Ghannouchi said he has no plans to run for any state post in the future and since the revolution has been made by the youth, the youth should always be in the forefront in Tunisia. He said he could take part in social project and continue to word for the promotion of the Islamic thought.
The Tunisian opposition leader said his country is proud of pioneering change in the Islamic world and that no regime in the Arabic world will remain unshaken by the winds of change from now on. “The fire of the revolution in Tunisia will shake all the dictatorships in the Arabic world. It is impossible for the winds of the change to stop particularly after the regime change in Egypt. This big quake will unseat many dictators. It seems that the fruits are ripe and the harvest season is to begin soon. A very big change is likely to take place in Libya, too.”
Upon a question, Ghannouchi said he could take part in the interim government in Tunisia and his party will run in the first elections in the country.
Ghannouchi also said his party has no fears about a military intervention as he added: “The military has no experience about ruling the country in the history of Tunisia. It is small army and played a significant role in the revolution. We welcomed the Tunisian army with love because the military resisted against the dictator’s order to open fire on the public. The military still plays a big role in the prevention of the conflicts which are aimed by the supporters of the dictator regime.”
“We learn much from Turkey’s experience
When asked: “What kind of a contribution can the Turkish government make to Tunisia?” Ghannouchi said: “Turkey’s experience gives significant inspiration to the Arabic world. The developments in Turkey are the best contribution that can be made to the Arabic world. We particularly learn much about how Islam and modernity can be reconciled from Turkey’s case. Turkey is a very good example in reconciling modernity with Islam.”
To another question asking about a possible United States interference in Libya, Ghannouchi said: “We never approve of any outside intervention that will meddle in the domestic affairs of the Arabic world. No outside intervention has brought good to any country. Libya will solve its problems on its own. The cases of Iraq and Afghanistan are obvious. A possible United States’ intervention in Libya will bring the United States’ own end.”

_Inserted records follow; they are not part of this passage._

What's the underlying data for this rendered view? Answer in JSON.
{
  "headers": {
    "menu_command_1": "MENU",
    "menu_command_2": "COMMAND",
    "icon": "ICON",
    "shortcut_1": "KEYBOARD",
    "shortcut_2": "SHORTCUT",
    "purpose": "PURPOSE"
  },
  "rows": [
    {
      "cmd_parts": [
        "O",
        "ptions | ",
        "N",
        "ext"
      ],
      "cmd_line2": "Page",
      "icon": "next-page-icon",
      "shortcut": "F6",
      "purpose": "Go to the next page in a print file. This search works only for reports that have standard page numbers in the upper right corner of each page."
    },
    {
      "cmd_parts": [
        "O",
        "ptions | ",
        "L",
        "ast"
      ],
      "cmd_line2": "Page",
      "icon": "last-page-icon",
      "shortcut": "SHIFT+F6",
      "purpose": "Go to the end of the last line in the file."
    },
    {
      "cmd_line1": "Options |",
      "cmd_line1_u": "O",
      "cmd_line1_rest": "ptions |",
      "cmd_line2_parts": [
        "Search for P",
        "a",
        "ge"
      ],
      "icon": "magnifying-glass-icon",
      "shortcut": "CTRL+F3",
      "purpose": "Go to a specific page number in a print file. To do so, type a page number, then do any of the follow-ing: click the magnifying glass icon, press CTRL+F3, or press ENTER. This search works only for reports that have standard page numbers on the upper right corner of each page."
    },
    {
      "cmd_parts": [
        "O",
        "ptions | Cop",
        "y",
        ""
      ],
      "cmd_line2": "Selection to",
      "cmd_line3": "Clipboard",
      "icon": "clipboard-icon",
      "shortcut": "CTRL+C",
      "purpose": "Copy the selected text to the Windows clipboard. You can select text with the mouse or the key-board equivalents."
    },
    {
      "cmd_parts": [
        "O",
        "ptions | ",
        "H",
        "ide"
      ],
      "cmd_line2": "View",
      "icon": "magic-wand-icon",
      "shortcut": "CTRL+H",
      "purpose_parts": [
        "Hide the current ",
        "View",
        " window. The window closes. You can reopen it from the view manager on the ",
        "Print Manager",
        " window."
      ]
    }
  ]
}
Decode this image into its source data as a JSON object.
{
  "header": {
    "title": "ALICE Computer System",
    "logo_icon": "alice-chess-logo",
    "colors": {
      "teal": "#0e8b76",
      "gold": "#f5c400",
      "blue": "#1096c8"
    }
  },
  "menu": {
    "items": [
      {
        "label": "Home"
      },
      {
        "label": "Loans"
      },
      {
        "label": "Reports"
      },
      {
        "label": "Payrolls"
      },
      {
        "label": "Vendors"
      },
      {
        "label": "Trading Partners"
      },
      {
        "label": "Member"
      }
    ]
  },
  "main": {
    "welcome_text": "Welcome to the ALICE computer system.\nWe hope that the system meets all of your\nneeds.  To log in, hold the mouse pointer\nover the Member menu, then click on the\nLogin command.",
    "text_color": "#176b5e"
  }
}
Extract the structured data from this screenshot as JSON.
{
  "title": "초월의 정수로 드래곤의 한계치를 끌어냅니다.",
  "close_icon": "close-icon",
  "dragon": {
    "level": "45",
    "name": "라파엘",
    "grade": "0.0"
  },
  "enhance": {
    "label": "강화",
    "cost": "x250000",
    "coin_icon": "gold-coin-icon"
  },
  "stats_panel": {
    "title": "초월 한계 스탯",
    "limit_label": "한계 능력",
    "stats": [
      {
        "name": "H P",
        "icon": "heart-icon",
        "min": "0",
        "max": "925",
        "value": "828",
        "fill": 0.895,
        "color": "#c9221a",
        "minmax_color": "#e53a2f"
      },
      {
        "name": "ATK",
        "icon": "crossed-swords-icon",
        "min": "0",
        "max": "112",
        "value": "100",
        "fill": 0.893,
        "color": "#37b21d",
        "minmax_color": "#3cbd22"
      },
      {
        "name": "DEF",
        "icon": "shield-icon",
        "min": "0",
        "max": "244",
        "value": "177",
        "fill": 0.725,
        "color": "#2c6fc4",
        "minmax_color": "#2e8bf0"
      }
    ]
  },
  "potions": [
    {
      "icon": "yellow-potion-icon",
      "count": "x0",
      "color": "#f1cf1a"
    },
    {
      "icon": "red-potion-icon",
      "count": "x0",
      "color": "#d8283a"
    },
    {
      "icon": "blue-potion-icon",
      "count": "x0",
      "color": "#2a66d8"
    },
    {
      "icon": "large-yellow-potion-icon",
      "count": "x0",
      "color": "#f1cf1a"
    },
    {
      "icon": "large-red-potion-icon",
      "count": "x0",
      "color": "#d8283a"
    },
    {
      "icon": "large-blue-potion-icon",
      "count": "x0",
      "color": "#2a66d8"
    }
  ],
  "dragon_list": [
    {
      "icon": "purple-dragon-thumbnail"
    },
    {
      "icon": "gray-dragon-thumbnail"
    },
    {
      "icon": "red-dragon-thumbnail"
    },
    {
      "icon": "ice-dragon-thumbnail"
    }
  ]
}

With regard to claims that the United States has got rid of a Tunisian leader who no longer works for its interest, he explained: “This is exactly incorrect. The Tunisian youth have made the revolution. The United States wants to claim this revolution in cheap way. The revolutions in both Tunisia and Egypt have been made despite the objection of the international powers. Europe and the United States supported the dictators in the Arab world until the moment they were overthrown by the public. When the public overthrew the dictators, Europe and the United States just showed no interest in them. The plane of ousted Tunisian leader Zeynel Abidin Ben Ali flew over Europe for seven hours and no European country wanted to open their arms to him. Why do we downplay our own people and elevate the United States as if we cannot make a revolution in our country and it can only be made by the will of the United States. The United States is not a god in our culture. The people are resisting in the region and they are holding demonstrations against dictators. Why do we downplay their power and relate all the results with the United States?”